Expectations, New Customers, Huga

Today’s Maine Sunday Telegram includes articles on what tourists should know and understand as they visit restaurants in our state,

I asked several Maine chefs, restaurant owners and front-of-house staff how we might be able to help tourists understand what to expect, and what we’ll be expecting from them in return. So if you’re a summer visitor, listen up: There are a few important things to know before you arrive.

an article about business models that thrived during the pandemic, and

The past year has been devastating to many small businesses in Maine, and restaurants have been among the hardest hit. But some other food-related businesses have actually done well, either because of their pandemic-friendly business models or because they were able to provide people stuck at home with what they needed, from fresh seafood to meals delivered right to their doors.

an article about Huga.

Greig and Olsen designed a heated cushion for seated outdoor activities, primarily capitalizing on people’s desire last winter to continue dining out during the pandemic, when many restaurant and tasting room customers were unwilling, or able, to eat inside. By keeping customers comfortable, Hüga cushions also helped keep those businesses alive. The business launched in January.

Erik Desjarlais at Owl & Elm

Erik Desjarlais
has been hired as the new chef at Owl & Elm (website, facebook, instagram) in Yarmouth.

At Owl & Elm Desjarlais and owner Caitlin Henningsen are planning an elevated village pub menu. Fans of the burger and fish and chips can rest easy that those items will remain on the menu unchanged as will the daily ice cream sundae. The new menu will include items like frisée salad with a duck egg, fried quail with buckwheat waffles, steak frites, fish baked in parchment and a pavé of pork belly with beans on brioche toast, with specials woven into the menu on a regular basis.

Owl & Elm opened 5 years ago and is expected to reopen in the first week of June. The restaurant is located at 365 Main Street in Yarmouth. In addition to their dining room Owl & Elm also has a outdoor dining space on their back deck.

Desjarlais was the chef/owner of Bandol, Ladle and Evangeline in Portland and went on to found Weft & Warp. Most recently he’s been the general manager and chef at the New Gloucester Village Store.

Bissell Brothers Kitchen

Bissell Brothers is in the process of renovating their Thompson’s Point tasting room with plans to relaunch it in late May or early June. As reported back in January, they have leased the adjacent restaurant space (formerly Locally Sauced Burritos) to launch Bissell Brothers Kitchen as part of their growing business.

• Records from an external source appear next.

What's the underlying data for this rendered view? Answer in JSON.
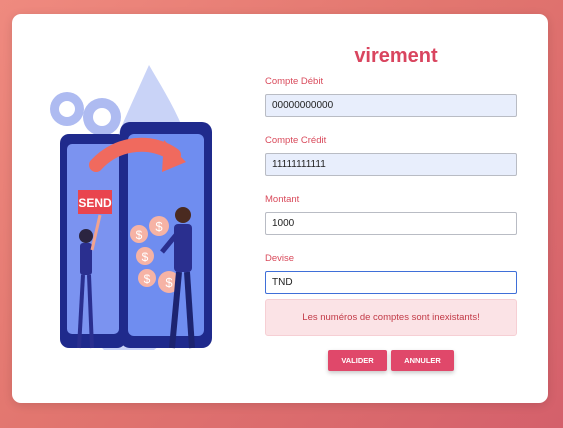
{
  "page": {
    "title": "virement"
  },
  "illustration": {
    "send_sign": "SEND"
  },
  "fields": {
    "compte_debit": {
      "label": "Compte Débit",
      "value": "00000000000"
    },
    "compte_credit": {
      "label": "Compte Crédit",
      "value": "11111111111"
    },
    "montant": {
      "label": "Montant",
      "value": "1000"
    },
    "devise": {
      "label": "Devise",
      "value": "TND"
    }
  },
  "alert": {
    "message": "Les numéros de comptes sont inexistants!"
  },
  "buttons": {
    "valider": "VALIDER",
    "annuler": "ANNULER"
  },
  "colors": {
    "accent": "#d9455f",
    "button": "#e0486a",
    "alert_bg": "#fbe3e6",
    "alert_text": "#c23a47",
    "phone": "#1f2a8c",
    "screen": "#6f8df0"
  }
}
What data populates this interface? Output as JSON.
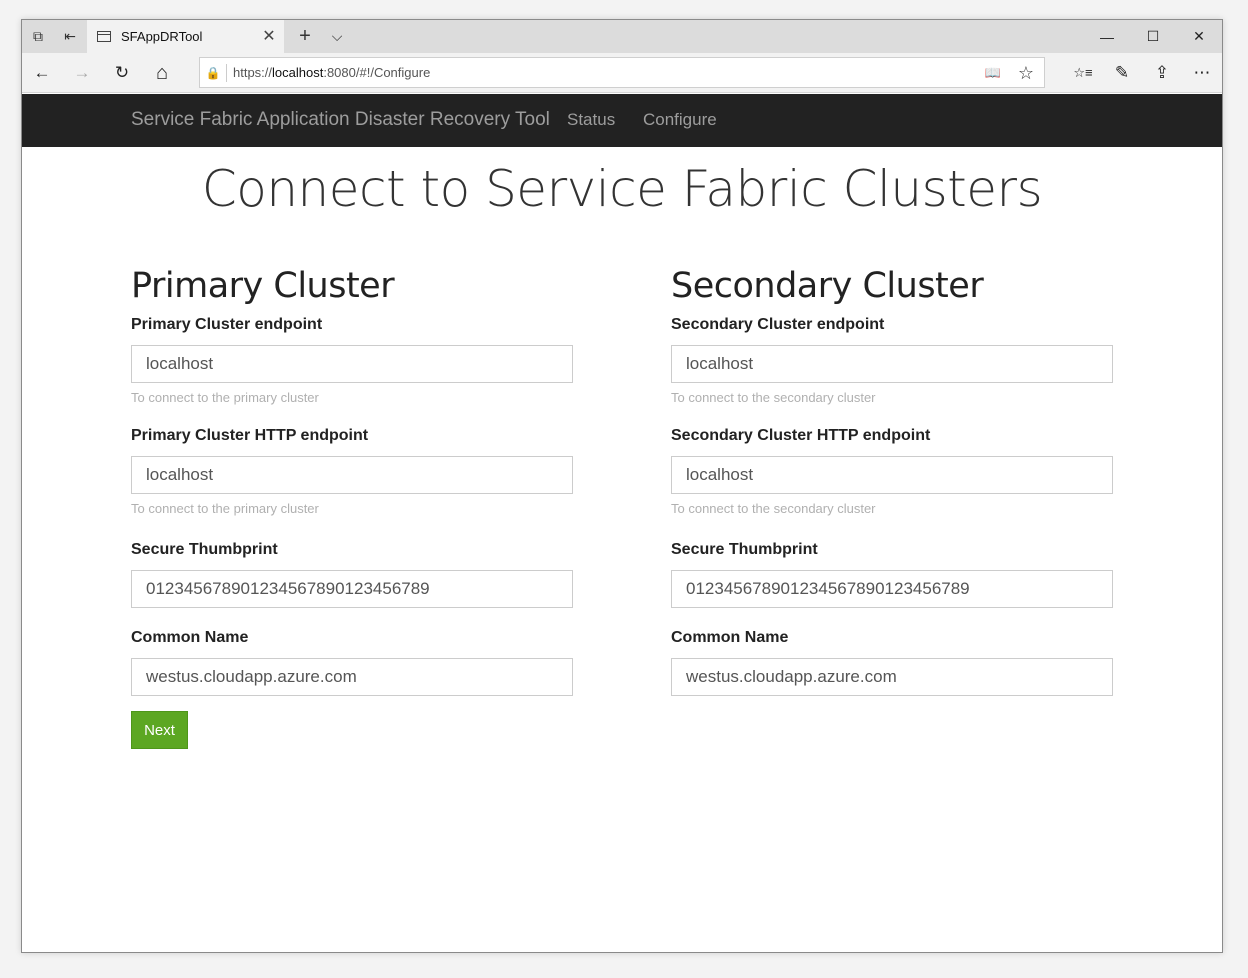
{
  "browser": {
    "tab_title": "SFAppDRTool",
    "url_prefix": "https://",
    "url_host": "localhost",
    "url_rest": ":8080/#!/Configure",
    "tab_close_glyph": "✕",
    "new_tab_glyph": "+",
    "tab_list_glyph": "⌵",
    "back_glyph": "←",
    "forward_glyph": "→",
    "refresh_glyph": "↻",
    "home_glyph": "⌂",
    "lock_glyph": "🔒",
    "minimize_glyph": "—",
    "maximize_glyph": "☐",
    "close_glyph": "✕",
    "reading_view_glyph": "📖",
    "favorite_glyph": "☆",
    "favorites_glyph": "☆≡",
    "notes_glyph": "✎",
    "share_glyph": "⇪",
    "more_glyph": "⋯",
    "tabs_aside_glyph": "⧉",
    "set_aside_glyph": "⇤"
  },
  "site_nav": {
    "brand": "Service Fabric Application Disaster Recovery Tool",
    "links": [
      "Status",
      "Configure"
    ]
  },
  "page": {
    "title": "Connect to Service Fabric Clusters"
  },
  "primary": {
    "heading": "Primary Cluster",
    "endpoint_label": "Primary Cluster endpoint",
    "endpoint_value": "localhost",
    "endpoint_help": "To connect to the primary cluster",
    "http_label": "Primary Cluster HTTP endpoint",
    "http_value": "localhost",
    "http_help": "To connect to the primary cluster",
    "thumb_label": "Secure Thumbprint",
    "thumb_value": "012345678901234567890123456789",
    "cn_label": "Common Name",
    "cn_value": "westus.cloudapp.azure.com"
  },
  "secondary": {
    "heading": "Secondary Cluster",
    "endpoint_label": "Secondary Cluster endpoint",
    "endpoint_value": "localhost",
    "endpoint_help": "To connect to the secondary cluster",
    "http_label": "Secondary Cluster HTTP endpoint",
    "http_value": "localhost",
    "http_help": "To connect to the secondary cluster",
    "thumb_label": "Secure Thumbprint",
    "thumb_value": "012345678901234567890123456789",
    "cn_label": "Common Name",
    "cn_value": "westus.cloudapp.azure.com"
  },
  "actions": {
    "next_label": "Next"
  },
  "colors": {
    "navbar_bg": "#222222",
    "nav_text": "#9d9d9d",
    "next_button": "#5ca722"
  }
}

Benjamin Martinkovic (linkedin) has been hired as the chef for Bissell Brothers. Martinkovic is a graduate of Johnson & Wales and in his 24-year career has been on staff at Central Provisions, Alinea, Benu, Chez Panisse, Atelier Crenn, and several other establishments in both restaurant and hotel settings.

At Bissell Brothers Kitchen Martinkovic will serve a menu of elevated pub fare with a strong Latin American influence but also with a degree of flexibility to explore other cuisines. BBK will be operating a counter service model—customers will place their food and beer orders and pick-up their meals from the kitchen takeout window.

Caribbean Taste

A new restaurant called Caribbean Taste opened late last week in South Portland in the Cash Corner neighborhood.

Caribbean Taste serves a menu of oxtail, curry goat, fried chicken and jerk chicken with a variety of side dishes and daily specials. They’re open Monday through Saturday, noon to 10 pm.

Food Trucks

More reporting on this year’s big expansion in the number of Maine food trucks:

Maine Calling on Maine Public radio aired a program late last week with a panel of food truck owners and other related professionals weighing in.

Maine’s food truck scene is booming, with new offerings appearing all over the state. We’ll find out how the pandemic affected business for food trucks, and how they are preparing for the busy summer season. We’ll also learn about the variety of offerings, and what the challenges and opportunities are of operating a food truck.

Mainebiz has published an article on what’s driving the expansion and the work involved in launching a mobile food business.

Welcome to the wild and wacky world of food businesses on wheels, a segment that took off in Maine — and elsewhere — during the pandemic when traditional restaurants were closed to in-person dining or forced out of business entirely. That’s opened up opportunities for newcomers like Kehoe hungry to start a business at a fraction of the cost — and hassle — of a bricks-and-mortar setup as well as new revenue streams for existing businesses.